People like Mr Nicholls and the editorial team of the Morning Star are all in favour of borders and of restrictions upon free movement — except when it comes to the EU’s one land border with the UK, to be imposed against the wishes of the people of Ireland, North and South, and against the wishes of the EU.
The Brexiteers suggest that the EU should agree that a 500km external border with more than 200 crossing points should be be unpoliced. People and goods should pass over it without hindrance. Smugglers and gun-runners should be allowed to go about their business unmolested. Small companies will not have customs checks; large ones will operate solely on trust: they will voluntarily declare the goods they have moved and pay their duties afterwards. US beef (hormone-enhanced, of course), Australian lamb, Chinese steel and Indian cars could be imported into Belfast, sent an hour down the road to Dundalk and exported tariff-free to France, Germany or any other EU country.
The only way to stop this happening would be in effect to make Ireland itself a semi-detached member of the EU with all Irish exports subjected to customs controls at EU ports. And if the EU and Ireland refuse to agree to this, whose fault will it be, according to Mr Nicholls and his friends at the Morning Star? Why, the EU’s, of course!
If the Brexiters’ demands to take back control of immigration to the UK are meant seriously, the border would have to be heavily policed to keep EU migrants who have lawfully entered the Republic from moving into the UK. And it will run between Newry and Dundalk, between Letterkenny and Derry. The Dublin-Belfast train will have to stop for passport controls.
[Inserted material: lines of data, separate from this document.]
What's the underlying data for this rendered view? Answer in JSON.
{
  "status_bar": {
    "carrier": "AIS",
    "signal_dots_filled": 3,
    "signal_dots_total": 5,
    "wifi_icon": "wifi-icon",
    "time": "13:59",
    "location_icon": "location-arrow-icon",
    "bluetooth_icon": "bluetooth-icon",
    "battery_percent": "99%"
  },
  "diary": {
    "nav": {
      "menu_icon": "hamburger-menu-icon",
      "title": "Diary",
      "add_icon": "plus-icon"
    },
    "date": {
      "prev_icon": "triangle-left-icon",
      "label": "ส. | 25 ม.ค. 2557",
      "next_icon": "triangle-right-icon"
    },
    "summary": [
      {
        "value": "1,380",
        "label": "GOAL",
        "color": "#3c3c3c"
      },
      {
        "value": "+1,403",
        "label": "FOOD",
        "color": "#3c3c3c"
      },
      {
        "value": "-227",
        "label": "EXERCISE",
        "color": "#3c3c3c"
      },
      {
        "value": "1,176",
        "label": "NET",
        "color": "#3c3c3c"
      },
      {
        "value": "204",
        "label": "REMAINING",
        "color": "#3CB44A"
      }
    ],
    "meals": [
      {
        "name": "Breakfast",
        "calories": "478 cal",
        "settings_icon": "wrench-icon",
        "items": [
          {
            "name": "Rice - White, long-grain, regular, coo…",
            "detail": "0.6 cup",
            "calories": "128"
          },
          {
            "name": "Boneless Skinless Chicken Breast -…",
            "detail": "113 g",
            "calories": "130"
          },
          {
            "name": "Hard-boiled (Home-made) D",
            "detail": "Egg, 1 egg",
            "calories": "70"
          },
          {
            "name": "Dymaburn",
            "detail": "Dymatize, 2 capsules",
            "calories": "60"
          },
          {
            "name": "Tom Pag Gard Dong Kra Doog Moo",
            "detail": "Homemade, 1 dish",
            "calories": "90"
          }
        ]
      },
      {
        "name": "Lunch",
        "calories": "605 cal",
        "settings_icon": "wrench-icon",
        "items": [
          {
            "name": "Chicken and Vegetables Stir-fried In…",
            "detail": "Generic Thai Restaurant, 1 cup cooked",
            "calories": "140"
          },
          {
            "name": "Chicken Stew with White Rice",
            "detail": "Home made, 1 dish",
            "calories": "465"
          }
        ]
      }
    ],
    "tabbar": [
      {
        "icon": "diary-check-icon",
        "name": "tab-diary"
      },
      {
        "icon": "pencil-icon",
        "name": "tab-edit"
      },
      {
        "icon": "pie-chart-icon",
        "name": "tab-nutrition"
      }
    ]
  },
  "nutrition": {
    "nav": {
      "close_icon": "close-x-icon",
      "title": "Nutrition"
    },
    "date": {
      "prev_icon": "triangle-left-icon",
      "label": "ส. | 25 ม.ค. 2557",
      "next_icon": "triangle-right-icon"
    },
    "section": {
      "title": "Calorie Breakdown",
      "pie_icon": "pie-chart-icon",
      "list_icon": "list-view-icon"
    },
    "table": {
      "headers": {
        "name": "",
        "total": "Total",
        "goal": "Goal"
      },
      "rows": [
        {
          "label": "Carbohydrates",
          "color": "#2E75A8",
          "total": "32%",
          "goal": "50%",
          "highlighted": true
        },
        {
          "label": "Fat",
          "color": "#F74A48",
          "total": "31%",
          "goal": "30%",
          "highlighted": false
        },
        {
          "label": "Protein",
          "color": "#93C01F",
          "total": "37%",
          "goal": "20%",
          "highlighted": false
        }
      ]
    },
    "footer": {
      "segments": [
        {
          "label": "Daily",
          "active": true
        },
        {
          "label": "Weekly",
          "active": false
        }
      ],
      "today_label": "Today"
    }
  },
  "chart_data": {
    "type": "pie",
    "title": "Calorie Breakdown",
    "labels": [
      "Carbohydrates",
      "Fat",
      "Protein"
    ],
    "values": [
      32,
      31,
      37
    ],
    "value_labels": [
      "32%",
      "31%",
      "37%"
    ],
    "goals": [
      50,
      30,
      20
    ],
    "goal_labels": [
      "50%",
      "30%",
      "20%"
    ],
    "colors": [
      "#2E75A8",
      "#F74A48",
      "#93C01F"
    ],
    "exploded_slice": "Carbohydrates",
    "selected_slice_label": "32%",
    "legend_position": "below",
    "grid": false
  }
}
Never mind that May’s contortions on Ireland come down to the fact that her “red lines” on the Customs Union and Single Market, flatly contradict her “red line” that there can be no hard border in Ireland, and similarly no new border down the Irish Sea. These conditions are not reconcilable.
If Britain, including Northern Ireland has different standards and regulations in relation to goods and services circulating inside its borders, either produced in whole or in part, inside its borders, or imported from elsewhere in the world, then it is clear that the EU will need to undertake checks on all of those goods and services, before they are allowed into the EU, to ensure that they comply with EU standards.
Never mind that last December, in order to give a guarantee that there would be no hard border, Theresa May agreed a “backstop” position based upon enabling Northern Ireland to remain inside the Customs Union and Single Market and that, despite reiterating this commitment in March, May is now reneging upon it under pressure from the DUP and her own hard-line Brexiteers. Never mind that May’s claim that no British Prime Minister “could possibly agree to Northern Ireland being separated from the rest of the UK” is patent nonsense, given that the UK does have different laws and regulations in Northern Ireland already with regard to gay marriage and abortion rights.
The Little Englanders who comprise the Tory Government and the Brexiteer movement didn’t think about Ireland during the referendum campaign because they don’t care about Ireland. They articulated their vision for Brexit — a brave new world in which all of their fervent nationalistic delusions would become reality — and expect the Irish (North and South) to simply roll over and let them get on with it. The wails of despair you now hear from senior Tories and their supporters, as the reality of securing Brexit proves much more difficult than merely holding a referendum, is the sound of those dreams dying. Meanwhile, the pro-Brexit “left” like Mr Nicholls and the Morning Star join in with the wailing, blaming Johnny Foreigner in Brussels and the ungrateful Irish in Dublin.
• The author would like to acknowledge the enormous debt he owes to Fintan O’Toole of the Irish Times, by far the best-informed writer on Brexit and its effects on relations between Ireland and Britain.